When i was an undergrad at UMass, one of my professors (Al Russell) told an anecdotal story about simple harmonic motion that went something like this:
Seems like a reasoanble idea, yes? The 2nd part of the story was apparently to illustrate the concept that you should think your engineering decisions all the way through:
The professor mentioned the name of the river, and even though the story had absolutely nothing to do with the class material at the time, I took a couple of notes, and wrote the name of the river as "Atufalaga" .. which was the best I could do phonetically.
Of course, with this name, I couldn't find a reference .. since it was misspelled.
(I even googled a couple dozen phonetic variants of the name but couldn't find anything)
I've always wondered if (a) the story was true and (b) what the real name of the river/bridge was.

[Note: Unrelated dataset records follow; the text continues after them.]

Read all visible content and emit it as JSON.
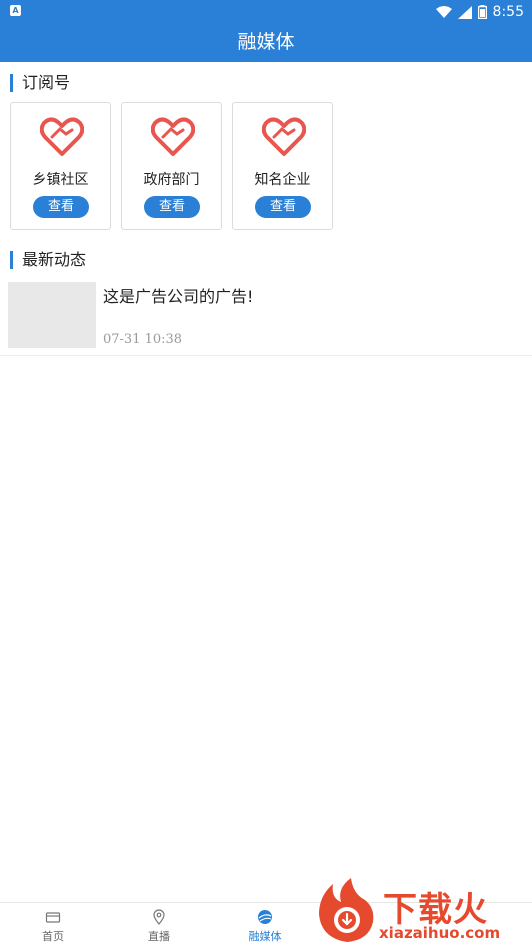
{
  "status_bar": {
    "time": "8:55",
    "app_badge": "A"
  },
  "header": {
    "title": "融媒体"
  },
  "subscriptions": {
    "title": "订阅号",
    "items": [
      {
        "name": "乡镇社区",
        "button": "查看"
      },
      {
        "name": "政府部门",
        "button": "查看"
      },
      {
        "name": "知名企业",
        "button": "查看"
      }
    ]
  },
  "latest": {
    "title": "最新动态",
    "items": [
      {
        "title": "这是广告公司的广告!",
        "time": "07-31  10:38"
      }
    ]
  },
  "tabs": [
    {
      "label": "首页",
      "icon": "home-card-icon"
    },
    {
      "label": "直播",
      "icon": "location-pin-icon"
    },
    {
      "label": "融媒体",
      "icon": "globe-icon",
      "active": true
    }
  ],
  "watermark": {
    "text": "下载火",
    "url": "xiazaihuo.com"
  },
  "colors": {
    "accent": "#2a7fd6",
    "heart": "#e8564f",
    "watermark": "#e54a2e"
  }
}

(Fast forward many years)
I recently read a book called Strangers in Their Own Land, which is about why white working class voters vote against their own interests. The book focuses on conservative voters from Louisiana.
(Spoiler alert: the reason why people vote against their own interests is, summed up in a single word: "God")

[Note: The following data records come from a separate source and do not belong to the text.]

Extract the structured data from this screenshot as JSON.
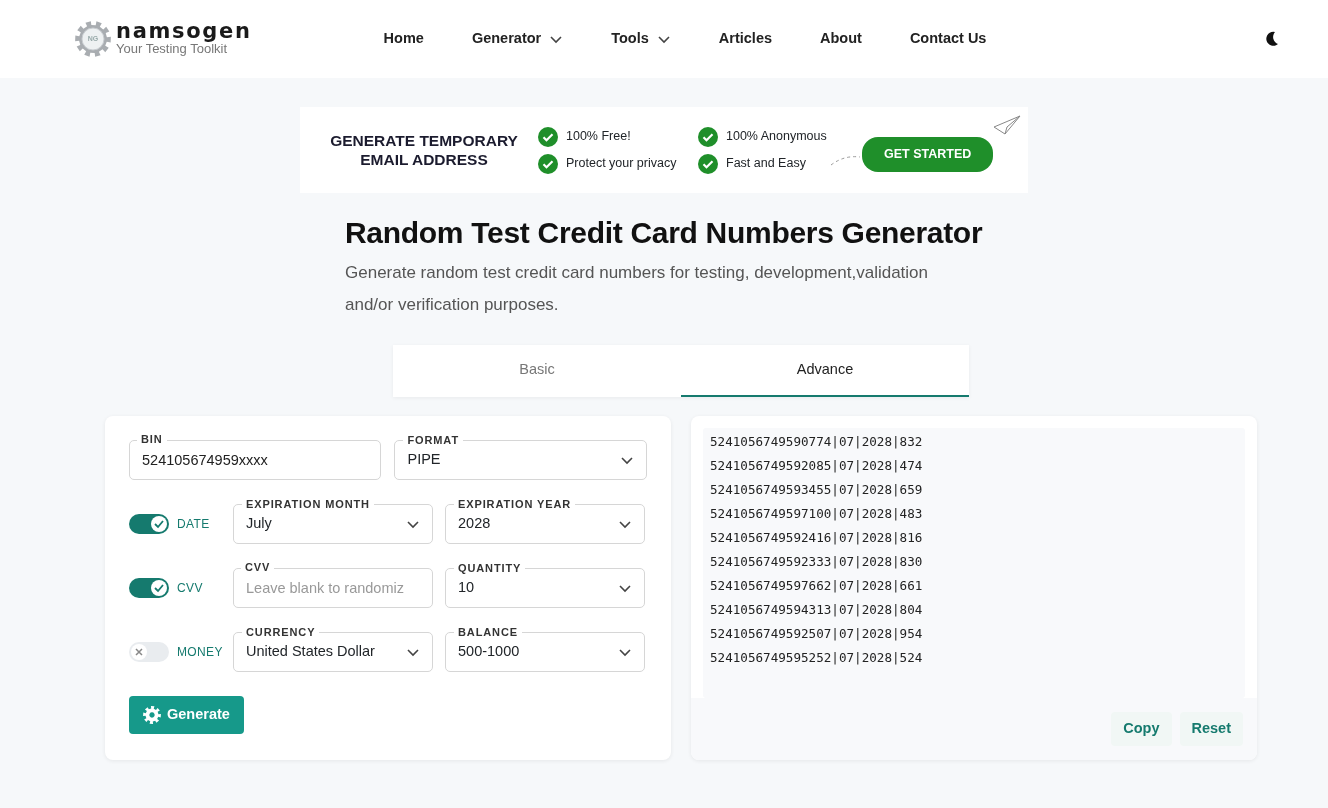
{
  "header": {
    "logo_mark": "NG",
    "brand": "namsogen",
    "tagline": "Your Testing Toolkit",
    "nav": [
      {
        "label": "Home",
        "dropdown": false
      },
      {
        "label": "Generator",
        "dropdown": true
      },
      {
        "label": "Tools",
        "dropdown": true
      },
      {
        "label": "Articles",
        "dropdown": false
      },
      {
        "label": "About",
        "dropdown": false
      },
      {
        "label": "Contact Us",
        "dropdown": false
      }
    ]
  },
  "banner": {
    "heading": "GENERATE TEMPORARY EMAIL ADDRESS",
    "features": [
      "100% Free!",
      "100% Anonymous",
      "Protect your privacy",
      "Fast and Easy"
    ],
    "button": "GET STARTED"
  },
  "page": {
    "title": "Random Test Credit Card Numbers Generator",
    "description": "Generate random test credit card numbers for testing, development,validation and/or verification purposes."
  },
  "tabs": [
    {
      "label": "Basic",
      "selected": false
    },
    {
      "label": "Advance",
      "selected": true
    }
  ],
  "form": {
    "top_fields": [
      {
        "kind": "input",
        "label": "BIN",
        "value": "524105674959xxxx"
      },
      {
        "kind": "select",
        "label": "FORMAT",
        "value": "PIPE"
      }
    ],
    "rows": [
      {
        "toggle": {
          "label": "DATE",
          "on": true
        },
        "fields": [
          {
            "kind": "select",
            "label": "EXPIRATION MONTH",
            "value": "July"
          },
          {
            "kind": "select",
            "label": "EXPIRATION YEAR",
            "value": "2028"
          }
        ]
      },
      {
        "toggle": {
          "label": "CVV",
          "on": true
        },
        "fields": [
          {
            "kind": "input",
            "label": "CVV",
            "placeholder": "Leave blank to randomiz"
          },
          {
            "kind": "select",
            "label": "QUANTITY",
            "value": "10"
          }
        ]
      },
      {
        "toggle": {
          "label": "MONEY",
          "on": false
        },
        "fields": [
          {
            "kind": "select",
            "label": "CURRENCY",
            "value": "United States Dollar"
          },
          {
            "kind": "select",
            "label": "BALANCE",
            "value": "500-1000"
          }
        ]
      }
    ],
    "generate_button": "Generate"
  },
  "output": {
    "lines": [
      "5241056749590774|07|2028|832",
      "5241056749592085|07|2028|474",
      "5241056749593455|07|2028|659",
      "5241056749597100|07|2028|483",
      "5241056749592416|07|2028|816",
      "5241056749592333|07|2028|830",
      "5241056749597662|07|2028|661",
      "5241056749594313|07|2028|804",
      "5241056749592507|07|2028|954",
      "5241056749595252|07|2028|524"
    ],
    "buttons": [
      "Copy",
      "Reset"
    ]
  }
}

On page 241, the author mentions the "Atchafalaya Basin" (which, interestingly enough, is susceptible to long periods of deep flooding).
As it turns out, there's also an Atchafalaya River (it is the fifth largest river in North America, by discharge).
There have been 12 bridges built over this river, ~five of them with train tracks on them, and two of the bridges are listed as "lost" (Krotz Springs Bridge, built in 1934 and SP - Atchafalaya River Bridge, built circa 1923).
After some creative searching, I finally found a reference to the original story .. in a 1987 issue of The New Yorker magazine. The title of the article is " THE CONTROL OF NATURE - ATCHAFALAYA:
The mystery of whether or not i am a total dork: solved!